Stagg Field and the first controlled nuclear reaction, 1942
This was the location of the original Stagg Field-famous today for its role in the nuclear experiments that ushered in the Atomic Age during World War II. As German physicists were discovering how to split a uranium atom, Albert Einstein and Enrico Fermi expressed concerns to President Roosevelt that the German military might soon develop a nuclear weapon. Roosevelt responded by agreeing to gradually move forward with an ambitious research and development program that would grow to become the Manhattan Project-a top secret initiative to develop an atomic bomb. Three universities were involved in the initial stages of the research; Columbia University, the University of Chicago and the University of California at Berkeley. On December 2, 1942 at exactly 3:25 p.m. under the west stands of the University of Chicago’s Stagg Field, these researchers became the first to release and control the energy of the atom. Although not yet powerful enough to power a single light bulb, the success of this initial experiment inspired continued work, as well as the eventual completion of the atomic bomb. Ranging from the utilization of nuclear energy to power cities to the destructive power of nuclear weapons, a new age of science and technology began under the stands of Stagg Field.

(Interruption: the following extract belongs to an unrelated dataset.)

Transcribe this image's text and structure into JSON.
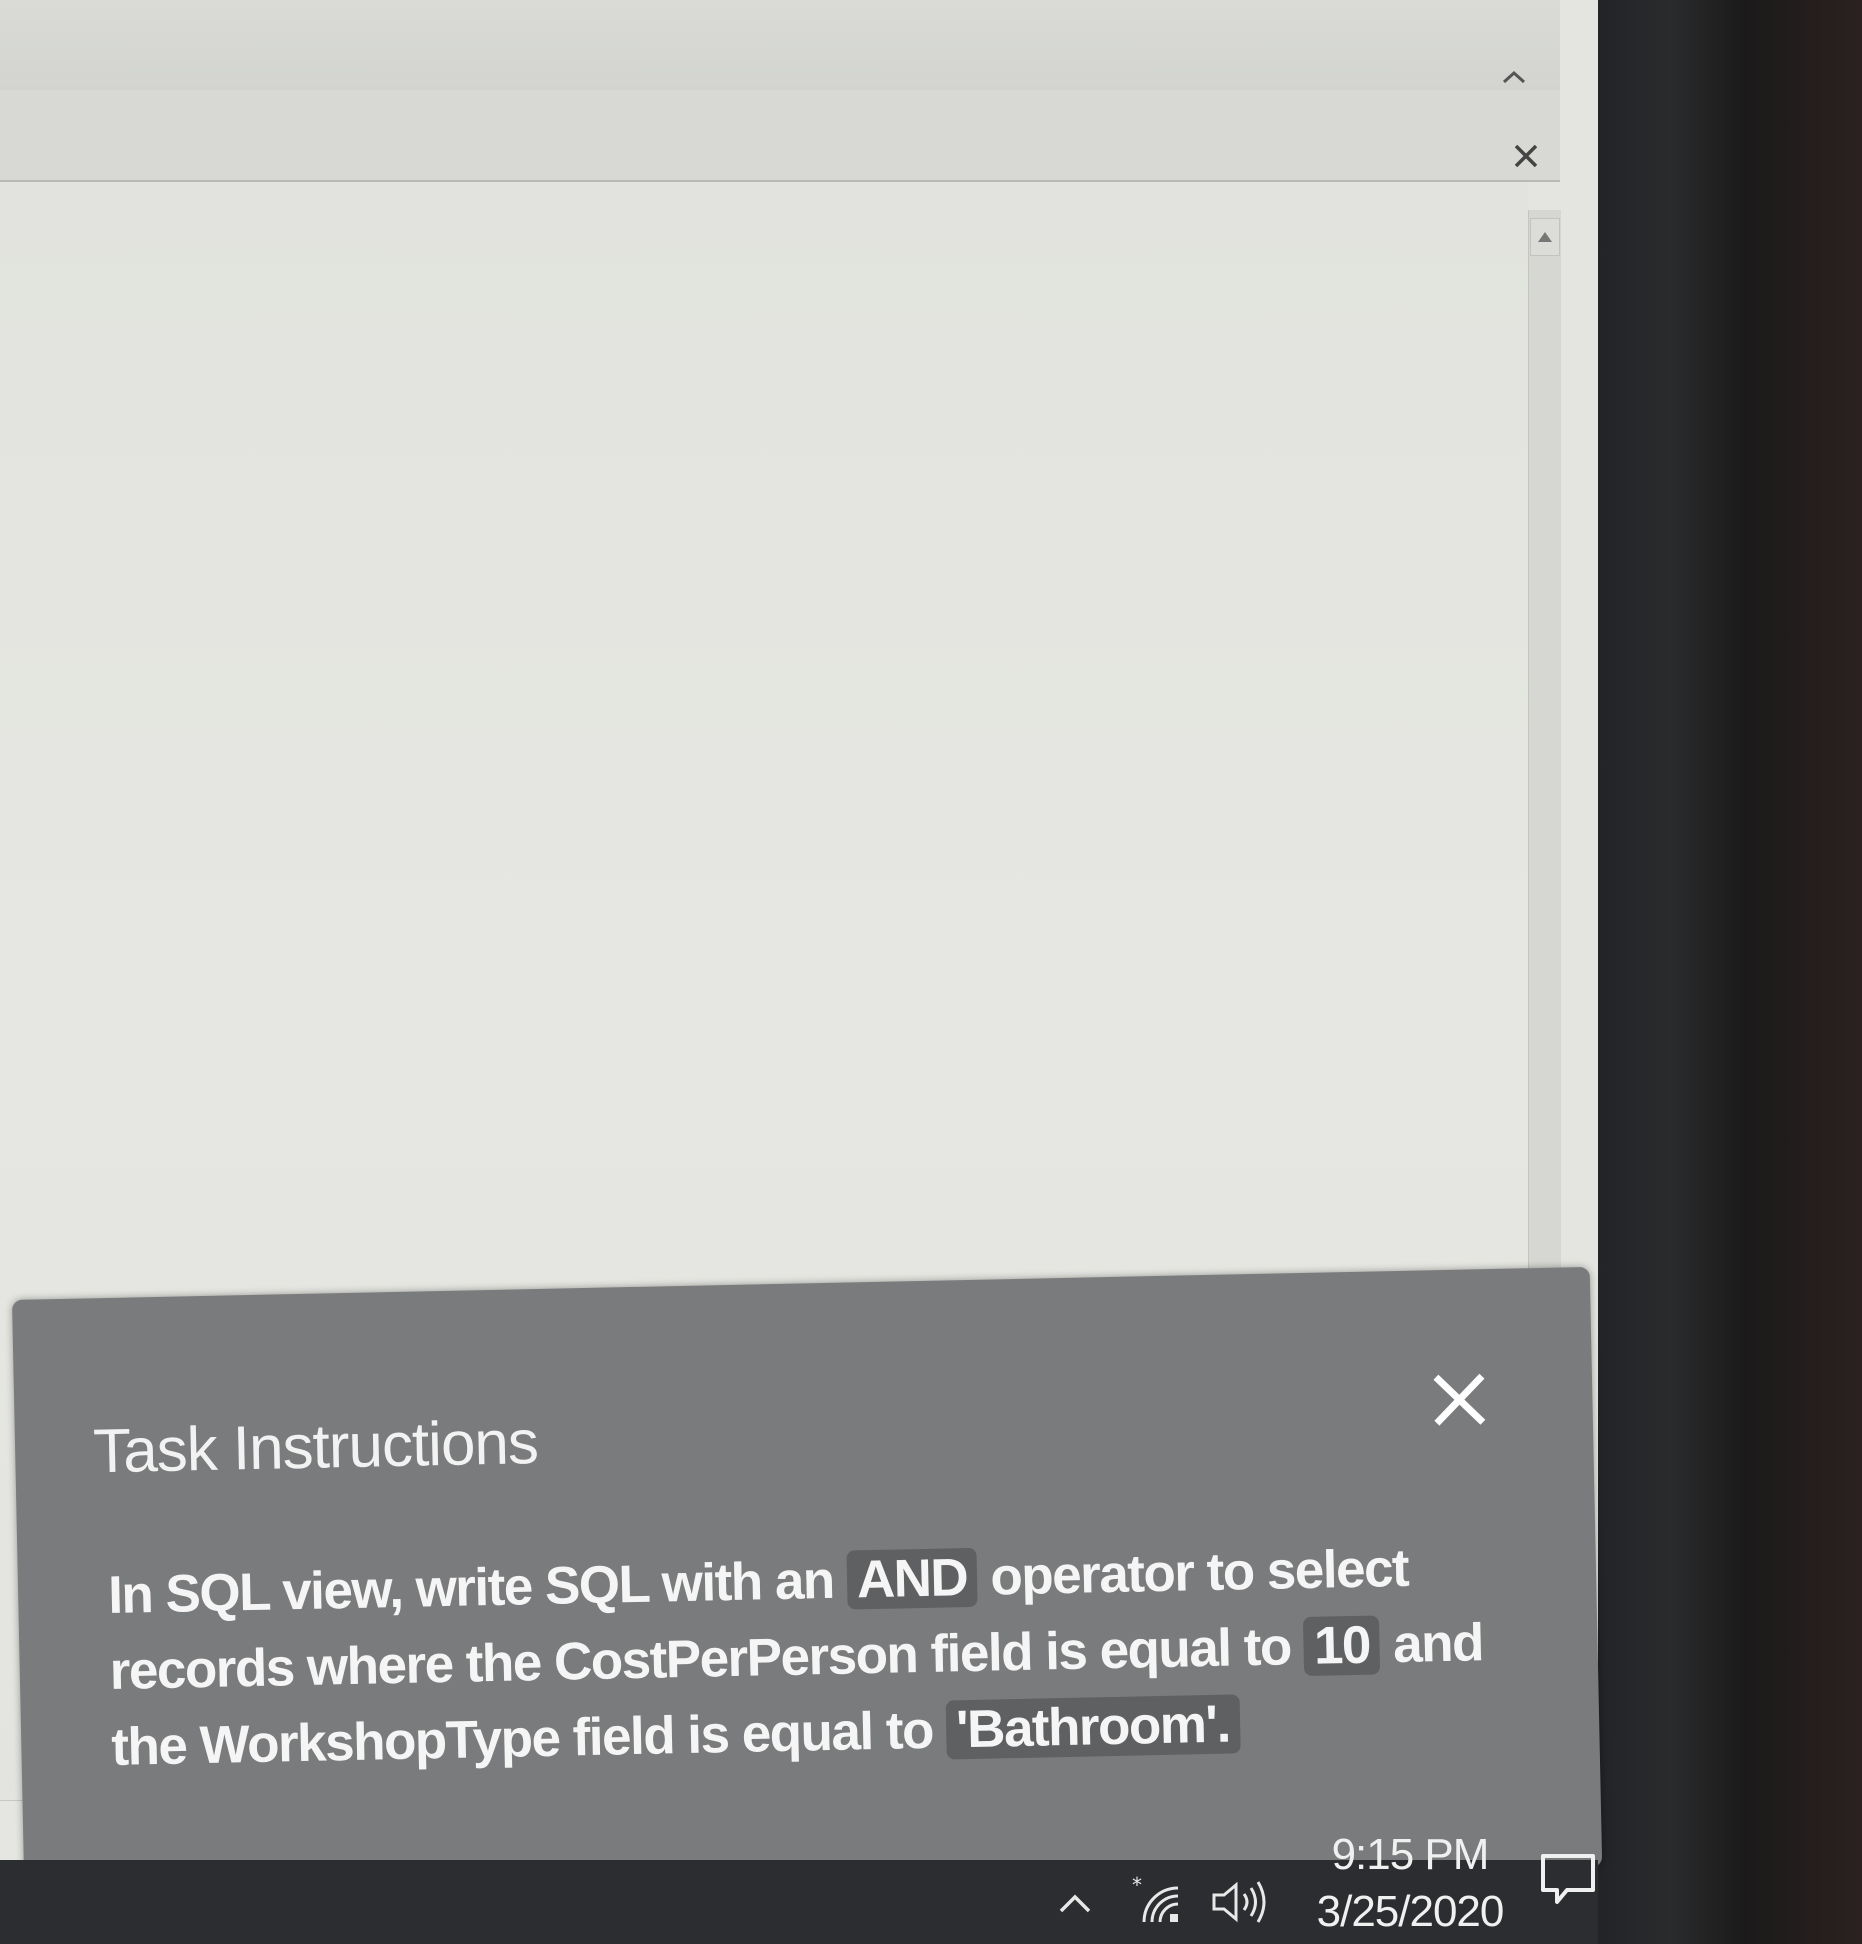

Backstory and Context
Italian born scientist Enrico Fermi had worked with uranium for years. Having received the Nobel Prize in 1938 for his work on transuranic elements, and later moving to America, he was the lead scientist at the University of Chicago during the secretive Manhattan Project efforts. In 1939 it was discovered that bombarding an atom of uranium with neutrons would sometimes cause the uranium atoms to split. Later scientists discovered that when the uranium atom split, additional neutrons would emit and present the possibility of further reaction with other atoms. Knowing this, scientists deduced that a chain reaction was quite possible under this fission process. It was further believed that with enough uranium compiled together under the right circumstance, a controlled chain reaction could occur, at a point known as the “critical mass”. Over the next three years this concept was studied but it wasn’t until almost a year after the bombing of Pearl Harbor in 1941 a pile of critical mass was constructed and the controlled nuclear chain reaction had become reality.
During Fermi’s research, the squash court turned nuclear laboratory, had an odd look. Centered in a 30’ by 60’ room and covered on three sides by a gray balloon cloth laid a pile of bricks and wooden timbers. With square sides on the bottom and flat part way up the sides, a dome shaped top completed the careless “pile” look, a word now used to describe these devices. The scientists joked amongst themselves at this sight saying “If people could see what we’re doing with a million-and-a-half of their dollars, they’d think we are crazy. If they knew why we are doing it, they’d know we are.” (atomicarchive.com) Fermi and the other scientists stacked 19,000 pieces of uranium metal, uranium oxide fuel and 40,000 graphite blocks within a 24 foot square wooden frame to build Chicago Pile Number One (CP-1).
Scientist George Weil pulled out the cadmium-plated control rod at the critical mass point and history was made. After the success of this first controlled nuclear reaction more allocated funds poured into the project and nuclear facilities were being built in Tennessee and Washington. The Manhattan Project was about to experience rapid growth and top secret priority. By July 16, 1945 the first atomic bomb was ready to be tested. Members of the Manhattan Project were at the Alamogordo, New Mexico site to experience its detonation. After a blinding flash, a mushroom cloud that had reached 40,000 feet into the sky returned to earth, creating a half-mile wide crater. The scientists and government knew that a new age of weaponry was upon us.
Although destructive in the form of a bomb, the nuclear age brought upon many attributes as well. In the 1950’s the Atomic Energy Commission funded the opening of the Argonne Cancer Research Hospital and developed a treatment for cancer known as radiation. Expanding on this development, the continued use of radiological innovations enables the ability to diagnose and treat other types of diseases.